California Families for Access to Midwives includes mothers, fathers, families and their communities who advocate safe, affordable and healthy birth options. CFAM is working to improve the health of mothers and babies by increasing access to midwifery care.
Racial disparities in birth outcomes stem from more than one source, but the impact of societal and institutional discrimination and racism are drawing more attention through research which endeavors to unravel the causes of the alarming differences in outcomes.
UCLA obstetrician and gynecologist Dr. Michael Lu believes that for many women of color, racism over a lifetime, not just during the nine months of pregnancy, increases the risk of preterm delivery. To improve birth outcomes, Lu argues, we must address the conditions that impact women's health not just when they become pregnant but from childhood, adolescence and into adulthood.
On March 12, 2010, Amnesty International issued a report entitled Deadly Delivery: The Maternal Health Care Crisis in the USA, which documented that although the United States spends more on health care than any other country, it ranked 41st (at the time of publication) in terms of maternal death.”

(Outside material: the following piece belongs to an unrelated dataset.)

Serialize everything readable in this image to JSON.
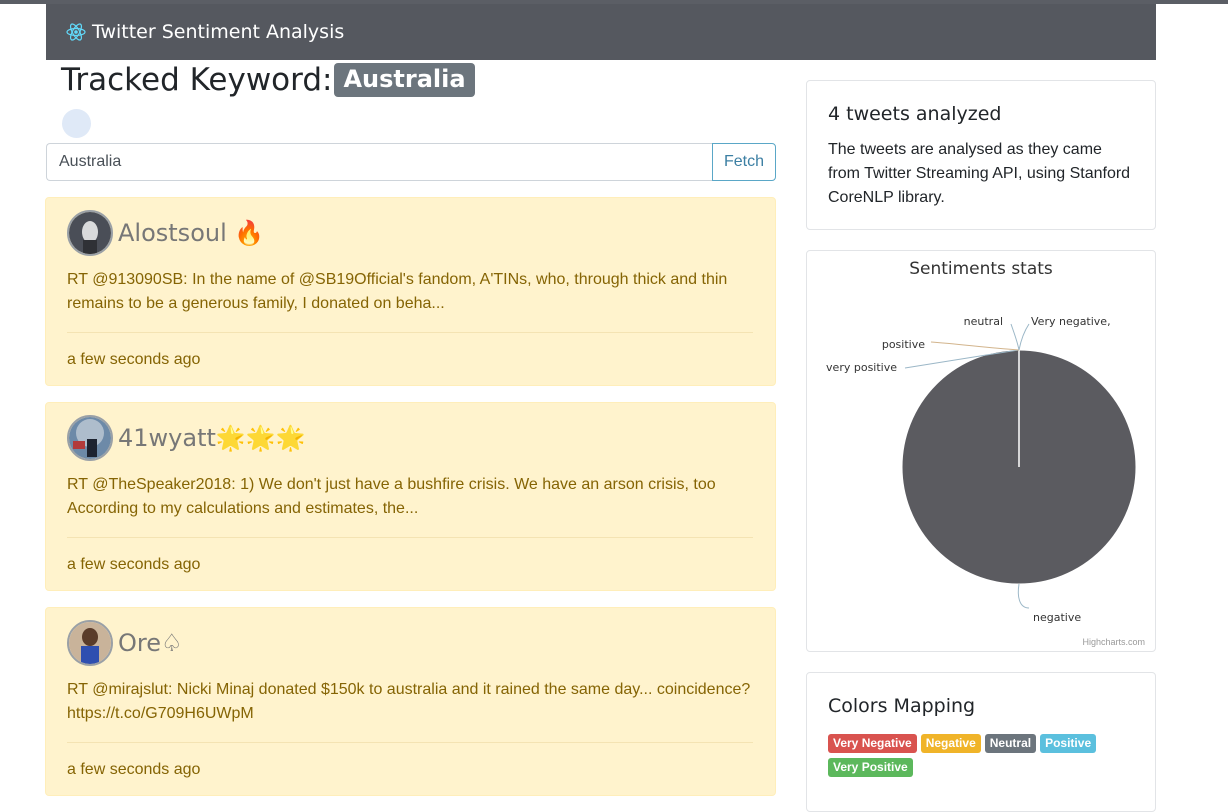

Racism is making people sick — especially black women and babies, says Miriam Zoila Pérez. The doula turned journalist explores the relationship between race, class and illness and tells us about a radically compassionate prenatal care program that can buffer pregnant women from the stress that people of color face every day.
Chronic emotional stress results from many factors, including physically demanding jobs and a lack of control in the workplace, single parenthood, and financial worries–all problems experienced disproportionately by women of color. Discrimination is also a documented source of harmful stress. One study found that women who gave birth to very low birth weight babies were more likely to have experienced racial discrimination than women who had normal weight babies.
This firsthand account of pregnancy through the eyes of a black reporter touches on many needs of black women, including access to care providers who can be trusted to provide culturally competent care, as well as the importance of midwives, doulas and doctors of color.
This report evaluates the U.S. record on addressing racial and gender discrimination in sexual and reproductive health care. Recognizing that discrimination exists in both law and fact, we focus on the need for policy change as well as proactive measures to address the structural forms of discrimination that inhibit the ability of women of color and immigrant women to exercise their human right to health.